=== Task objective ===
Leaving out every picture, please repeat exactly the line that contains "Output a JSON" and each line after it through the final line below.

=== Records for this task ===

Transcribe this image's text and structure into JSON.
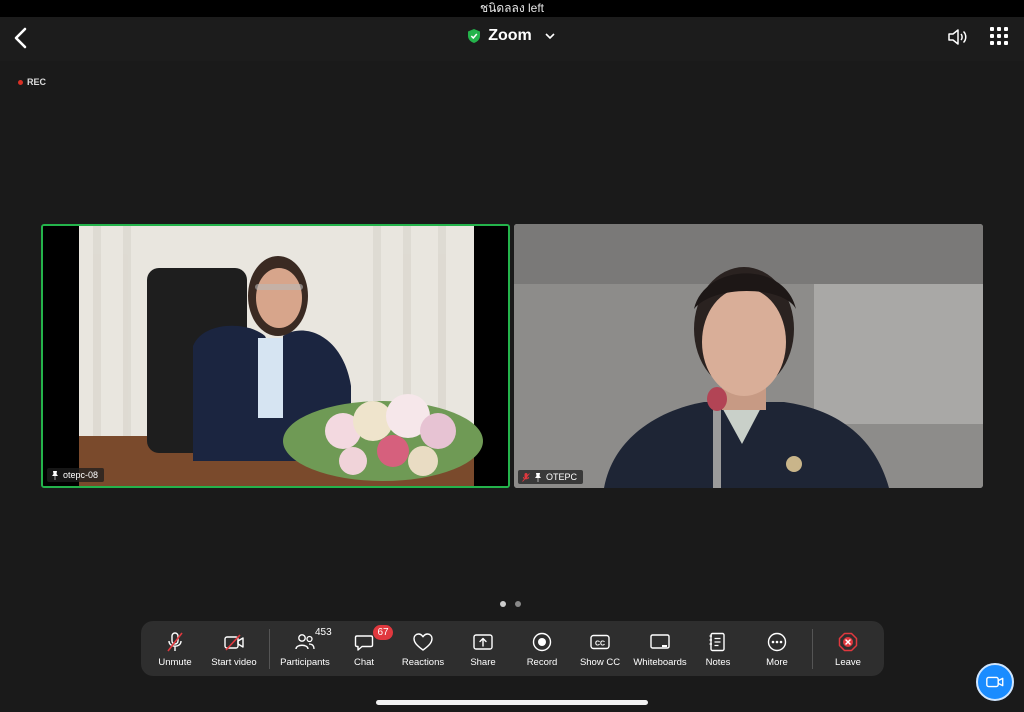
{
  "status_bar": {
    "text": "ชนิดลลง left"
  },
  "header": {
    "title": "Zoom"
  },
  "recording": {
    "label": "REC"
  },
  "participants": [
    {
      "name": "otepc-08",
      "active_speaker": true,
      "pinned": true,
      "muted": false
    },
    {
      "name": "OTEPC",
      "active_speaker": false,
      "pinned": true,
      "muted": true
    }
  ],
  "pagination": {
    "pages": 2,
    "current": 1
  },
  "toolbar": {
    "unmute": "Unmute",
    "start_video": "Start video",
    "participants": "Participants",
    "participants_count": "453",
    "chat": "Chat",
    "chat_badge": "67",
    "reactions": "Reactions",
    "share": "Share",
    "record": "Record",
    "show_cc": "Show CC",
    "whiteboards": "Whiteboards",
    "notes": "Notes",
    "more": "More",
    "leave": "Leave"
  },
  "colors": {
    "active_border": "#24b34b",
    "leave_red": "#e0383e",
    "fab_blue": "#1a8cff"
  }
}
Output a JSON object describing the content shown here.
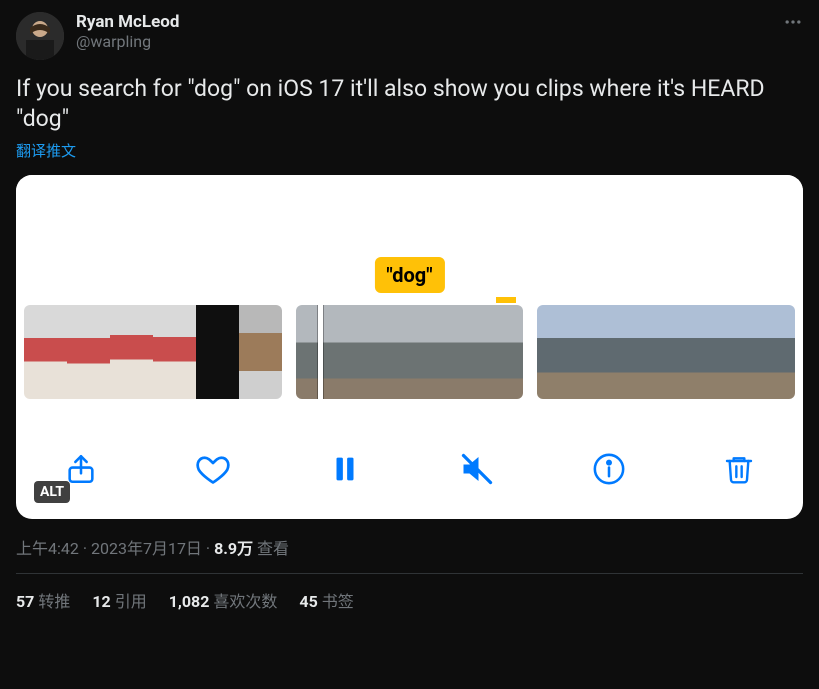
{
  "author": {
    "display_name": "Ryan McLeod",
    "handle": "@warpling"
  },
  "tweet_text": "If you search for \"dog\" on iOS 17 it'll also show you clips where it's HEARD \"dog\"",
  "translate_label": "翻译推文",
  "media": {
    "caption_token": "\"dog\"",
    "alt_badge": "ALT"
  },
  "meta": {
    "time": "上午4:42",
    "date": "2023年7月17日",
    "view_count": "8.9万",
    "view_label": "查看",
    "separator": " · "
  },
  "stats": {
    "retweets": {
      "count": "57",
      "label": "转推"
    },
    "quotes": {
      "count": "12",
      "label": "引用"
    },
    "likes": {
      "count": "1,082",
      "label": "喜欢次数"
    },
    "bookmarks": {
      "count": "45",
      "label": "书签"
    }
  }
}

=== Task result ===
Output a JSON object describing the content shown here.
{
  "author": {
    "display_name": "Ryan McLeod",
    "handle": "@warpling"
  },
  "tweet_text": "If you search for \"dog\" on iOS 17 it'll also show you clips where it's HEARD \"dog\"",
  "translate_label": "翻译推文",
  "media": {
    "caption_token": "\"dog\"",
    "alt_badge": "ALT"
  },
  "meta": {
    "time": "上午4:42",
    "date": "2023年7月17日",
    "view_count": "8.9万",
    "view_label": "查看",
    "separator": " · "
  },
  "stats": {
    "retweets": {
      "count": "57",
      "label": "转推"
    },
    "quotes": {
      "count": "12",
      "label": "引用"
    },
    "likes": {
      "count": "1,082",
      "label": "喜欢次数"
    },
    "bookmarks": {
      "count": "45",
      "label": "书签"
    }
  }
}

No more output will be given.